State Rep. Dee Dawkins-Haigler, who chairs the Black Caucus, said minority input leading up to the legalization of cannabis oil to treat certain medical conditions made a necessary impact then.

"For instance, sickle cell and lupus is something that disproportionately affects people of color. But had the caucus not fought for sickle cell, it would not have been included," Dawkins-Haigler said.

Oregon Department of Transportation / www.flickr.com/photos/oregondot/

What does diversity in the workplace look like? Perhaps a more relevant question is what should diversity in the workplace look like?

According to Forbes.com, a 2014 report from Deloitte Global Human Capital Trends found that diversity or inclusion was consistently cited as one of the least important issues on leaders’ minds compared to other human resource matters.

Beacon Municipal Center in Decatur
Tasnim Shamma / WABE

Decatur residents are concerned. Home prices are rising, and the city is losing its African-American population.

On Monday night, city commissioners voted to approve a $109,000 contract to hold public meetings about how to keep the city diverse, welcoming and affordable over the next six months. The goal is to come up with a Community Action Plan document for city commissioners to adopt. 

Diversity Still Lacking In TV, Film Despite Progress

Jul 9, 2015
Actors and extras work during the filming of the Walking Dead, Tuesday, July 8, 2014, in Atlanta.
Mike Stewart / Associated Press


There’s more diversity in TV and film than ever before, and there are plenty of examples of that progress, too.

A few of the big names that come to mind include Oprah Winfrey, Shonda Rhimes and Tyler Perry.

Last season’s FOX drama, “Empire,” with an all- African-American cast was a ratings smash.

“There’s clearly a move toward more diversity,” said HBO’s Vice President of Talent Development, Kelly Edwards, during an interview on “A Closer Look.”

M. Agnes Jones third grader Leticia Cotton plays on the bank of Sweetwater Creek.
Collin Knauss / National Park Trust

Kids who live in town often don’t get out into the natural areas around Atlanta. At the same time, parks are struggling to attract younger and more diverse visitors. But there are efforts to address both of those gaps.

Clarkston, Ga., Is Small In Stature But Big On Diversity

Apr 27, 2015
Clarkston City Hall in DeKalb County is known for its diverse population.
Courtesy of the city of Clarkston
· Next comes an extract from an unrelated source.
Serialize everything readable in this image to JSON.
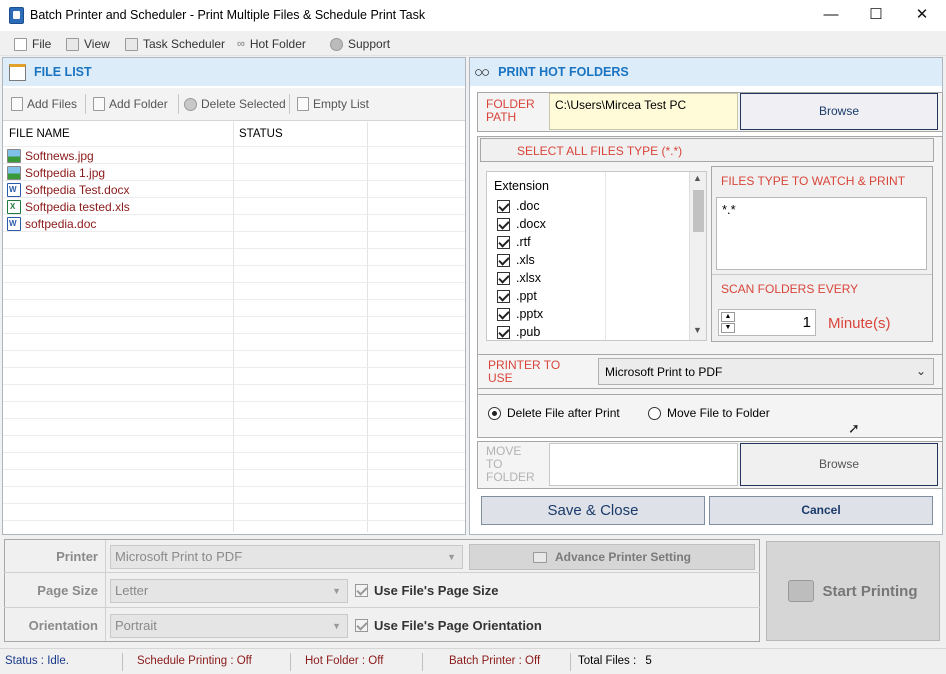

Though the size of Clarkston, Georgia, is just a little over a mile, the city boasts one of the most diverse communities in metro Atlanta.

During the 1990s, refugee asylum programs identified the small DeKalb County city as an ideal place to resettle the new immigrants in the United States.
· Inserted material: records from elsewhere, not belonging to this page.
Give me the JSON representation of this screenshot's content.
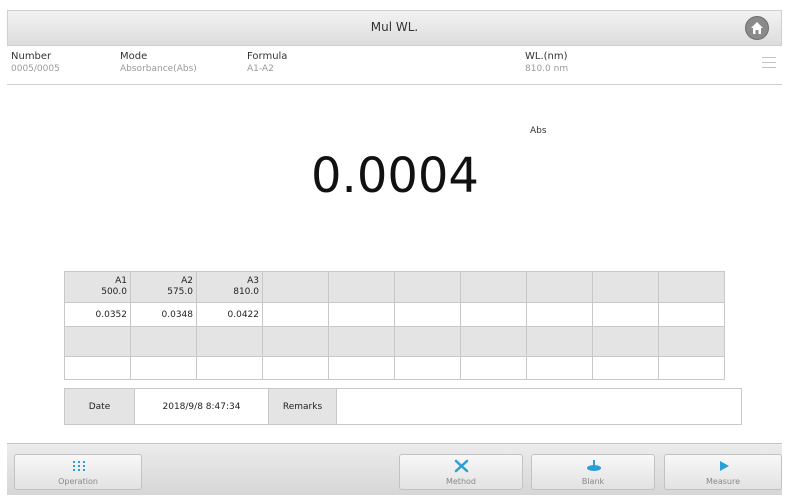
{
  "header": {
    "title": "Mul WL."
  },
  "info": {
    "number_label": "Number",
    "number_value": "0005/0005",
    "mode_label": "Mode",
    "mode_value": "Absorbance(Abs)",
    "formula_label": "Formula",
    "formula_value": "A1-A2",
    "wl_label": "WL.(nm)",
    "wl_value": "810.0 nm"
  },
  "measurement": {
    "unit": "Abs",
    "value": "0.0004"
  },
  "table": {
    "columns": [
      {
        "name": "A1",
        "wl": "500.0",
        "value": "0.0352"
      },
      {
        "name": "A2",
        "wl": "575.0",
        "value": "0.0348"
      },
      {
        "name": "A3",
        "wl": "810.0",
        "value": "0.0422"
      }
    ]
  },
  "footer_info": {
    "date_label": "Date",
    "date_value": "2018/9/8 8:47:34",
    "remarks_label": "Remarks",
    "remarks_value": ""
  },
  "buttons": {
    "operation": "Operation",
    "method": "Method",
    "blank": "Blank",
    "measure": "Measure"
  },
  "colors": {
    "accent": "#2a9fd6",
    "header_bg": "#e0e0e0",
    "grid_gray": "#e4e4e4"
  },
  "icons": {
    "home": "home-icon",
    "menu": "list-icon",
    "operation": "grid-dots-icon",
    "method": "tools-icon",
    "blank": "blank-flask-icon",
    "measure": "play-icon"
  }
}
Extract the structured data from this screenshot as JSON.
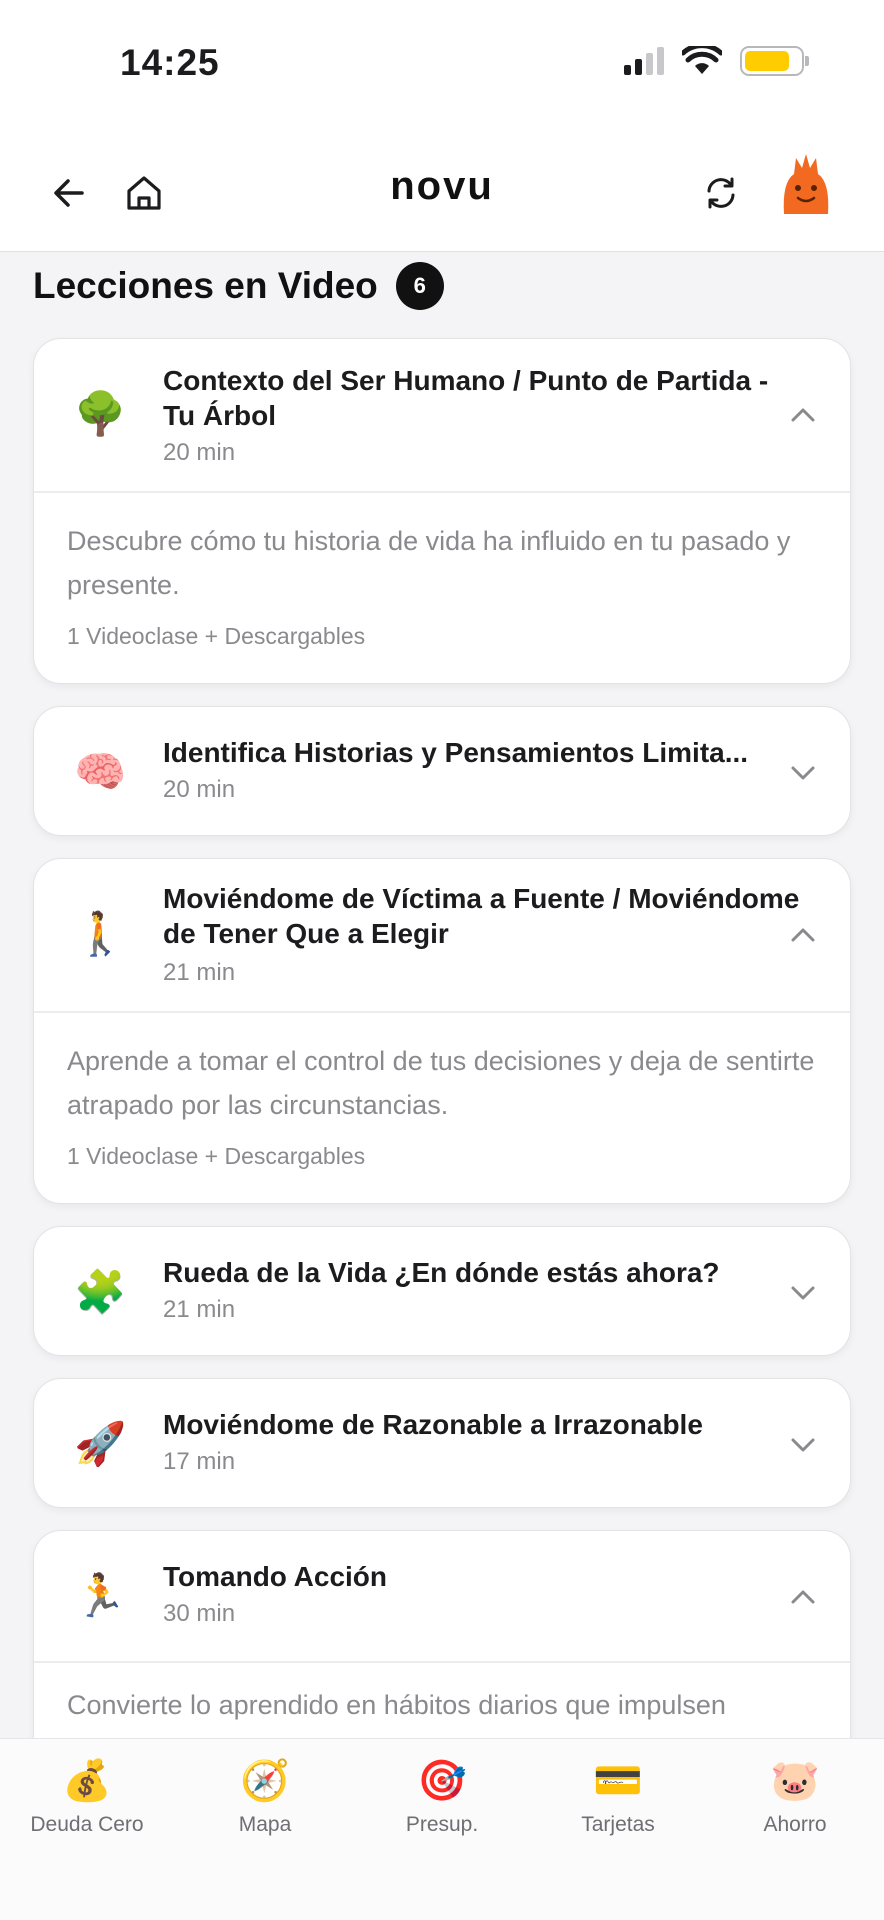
{
  "status_bar": {
    "time": "14:25"
  },
  "nav": {
    "logo": "novu"
  },
  "section": {
    "title": "Lecciones en Video",
    "count": "6"
  },
  "lessons": [
    {
      "emoji": "🌳",
      "title": "Contexto del Ser Humano / Punto de Partida - Tu Árbol",
      "duration": "20 min",
      "expanded": true,
      "description": "Descubre cómo tu historia de vida ha influido en tu pasado y presente.",
      "meta": "1 Videoclase + Descargables"
    },
    {
      "emoji": "🧠",
      "title": "Identifica Historias y Pensamientos Limita...",
      "duration": "20 min",
      "expanded": false
    },
    {
      "emoji": "🚶",
      "title": "Moviéndome de Víctima a Fuente / Moviéndome de Tener Que a Elegir",
      "duration": "21 min",
      "expanded": true,
      "description": "Aprende a tomar el control de tus decisiones y deja de sentirte atrapado por las circunstancias.",
      "meta": "1 Videoclase + Descargables"
    },
    {
      "emoji": "🧩",
      "title": "Rueda de la Vida ¿En dónde estás ahora?",
      "duration": "21 min",
      "expanded": false
    },
    {
      "emoji": "🚀",
      "title": "Moviéndome de Razonable a Irrazonable",
      "duration": "17 min",
      "expanded": false
    },
    {
      "emoji": "🏃",
      "title": "Tomando Acción",
      "duration": "30 min",
      "expanded": true,
      "description": "Convierte lo aprendido en hábitos diarios que impulsen"
    }
  ],
  "tabs": [
    {
      "icon": "💰",
      "label": "Deuda Cero"
    },
    {
      "icon": "🧭",
      "label": "Mapa"
    },
    {
      "icon": "🎯",
      "label": "Presup."
    },
    {
      "icon": "💳",
      "label": "Tarjetas"
    },
    {
      "icon": "🐷",
      "label": "Ahorro"
    }
  ]
}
Since then Clarkston has become known for its diversity – residents from more than 50 nations now call the tiny enclave home.
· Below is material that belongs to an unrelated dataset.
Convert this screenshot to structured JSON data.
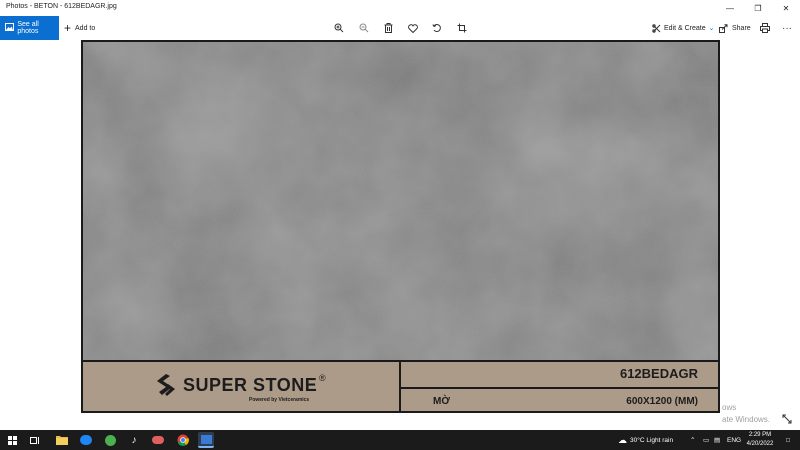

The town's diversity is something the city is proud of, according to Mayor Ted Terry.

Mitch Cohen/Courtesy of Chattahoochee National Forest / flickr.com/chattoconeenf

The U.S. Forest Service knows it has a visitor diversity problem. The Chattahoochee-Oconee Forest covers more than 800,000 acres in North and Central Georgia. It has trails, picnic benches and campgrounds. But less than 2 percent of its visitors are African-American, according to a recent report from the Forest Service.

University of Georgia arch, looking to Downtown Athens
StevenV / Flickr.com/stevenv

The University of Georgia is adding a $250,000 endowment to help fund its Office of Institutional Diversity.

“To expand diversity training opportunities on campus and to expand initiatives focused on the recruitment and success of under-represented faculty and students,” University of Georgia President Jere Morehead said in the "State of the University" speech this week.

The university will also conduct a campus-wide climate survey about diversity-related issues.


A proposed list of six federal judge appointments from Georgia is raising diversity concerns. 

The Obama administration and Georgia’s two U.S. senators reportedly agreed to the list late this summer.

Outside the Richard B. Russell federal building in downtown Atlanta, a handful of state lawmakers and advocates protested the lack of diversity on the list and among federal judges in general.